Project description:The <i>in vivo</i> characterization of the passive mechanical properties of the human triceps surae musculotendinous unit is important for gaining a deeper understanding of the interactive responses of the tendon and muscle tissues to loading during passive stretching. This study sought to quantify a comprehensive set of passive muscle-tendon properties such as slack length, stiffness, and the stress-strain relationship using a combination of ultrasound imaging and a three-dimensional motion capture system in healthy adults. By measuring tendon length, the cross-section areas of the Achilles tendon subcompartments (i.e., medial gastrocnemius and soleus aspects), and the ankle torque simultaneously, the mechanical properties of each individual compartment can be specifically identified. We found that the medial gastrocnemius (GM) and soleus (SOL) aspects of the Achilles tendon have similar mechanical properties in terms of slack angle (GM: -10.96° ± 3.48°; SOL: -8.50° ± 4.03°), moment arm at 0° of ankle angle (GM: 30.35 ± 6.42?mm; SOL: 31.39 ± 6.42?mm), and stiffness (GM: 23.18 ± 13.46?Nmm<sup>-1</sup>; SOL: 31.57 ± 13.26?Nmm<sup>-1</sup>). However, maximal tendon stress in the GM was significantly less than that in SOL (GM: 2.96 ± 1.50?MPa; SOL: 4.90 ± 1.88?MPa, <i>p</i> = 0.024), largely due to the higher passive force observed in the soleus compartment (GM: 99.89 ± 39.50?N; SOL: 174.59 ± 79.54?N, <i>p</i> = 0.020). Moreover, the tendon contributed to more than half of the total muscle-tendon unit lengthening during the passive stretch. This unequal passive stress between the medial gastrocnemius and the soleus tendon might contribute to the asymmetrical loading and deformation of the Achilles tendon during motion reported in the literature.
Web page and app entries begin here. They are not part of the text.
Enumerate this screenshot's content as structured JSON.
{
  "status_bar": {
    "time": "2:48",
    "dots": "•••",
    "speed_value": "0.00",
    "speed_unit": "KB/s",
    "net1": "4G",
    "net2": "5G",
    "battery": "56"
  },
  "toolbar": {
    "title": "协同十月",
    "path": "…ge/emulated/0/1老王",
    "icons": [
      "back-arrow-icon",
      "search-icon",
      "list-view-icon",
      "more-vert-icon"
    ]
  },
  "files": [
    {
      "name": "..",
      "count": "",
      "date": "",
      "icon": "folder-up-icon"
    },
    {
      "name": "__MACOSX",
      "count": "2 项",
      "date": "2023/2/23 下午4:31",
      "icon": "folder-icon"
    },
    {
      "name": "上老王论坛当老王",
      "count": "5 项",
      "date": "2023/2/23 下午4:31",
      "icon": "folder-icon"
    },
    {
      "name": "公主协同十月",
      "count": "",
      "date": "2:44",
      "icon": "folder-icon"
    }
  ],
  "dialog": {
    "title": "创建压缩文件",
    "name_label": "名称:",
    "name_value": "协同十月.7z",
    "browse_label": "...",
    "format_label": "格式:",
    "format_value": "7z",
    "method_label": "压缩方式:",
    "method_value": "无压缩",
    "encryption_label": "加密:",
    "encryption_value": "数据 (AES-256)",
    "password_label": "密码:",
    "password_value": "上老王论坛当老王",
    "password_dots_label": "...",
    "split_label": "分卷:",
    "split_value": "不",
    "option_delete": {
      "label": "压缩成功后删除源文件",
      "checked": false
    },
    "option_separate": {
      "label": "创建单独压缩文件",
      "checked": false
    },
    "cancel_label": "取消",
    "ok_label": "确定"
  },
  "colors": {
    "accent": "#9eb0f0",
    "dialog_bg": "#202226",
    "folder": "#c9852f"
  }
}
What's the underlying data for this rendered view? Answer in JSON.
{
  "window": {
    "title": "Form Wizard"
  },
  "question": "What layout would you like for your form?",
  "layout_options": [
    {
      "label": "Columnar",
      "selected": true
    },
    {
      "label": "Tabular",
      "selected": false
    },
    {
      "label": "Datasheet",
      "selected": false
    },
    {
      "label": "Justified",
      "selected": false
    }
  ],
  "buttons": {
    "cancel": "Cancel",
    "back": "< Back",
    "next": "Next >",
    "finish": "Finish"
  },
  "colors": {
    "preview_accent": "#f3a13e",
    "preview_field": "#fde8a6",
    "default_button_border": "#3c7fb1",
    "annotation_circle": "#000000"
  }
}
Such information is relevant to understanding the Achilles tendon function and loading profile in pathological populations in the future.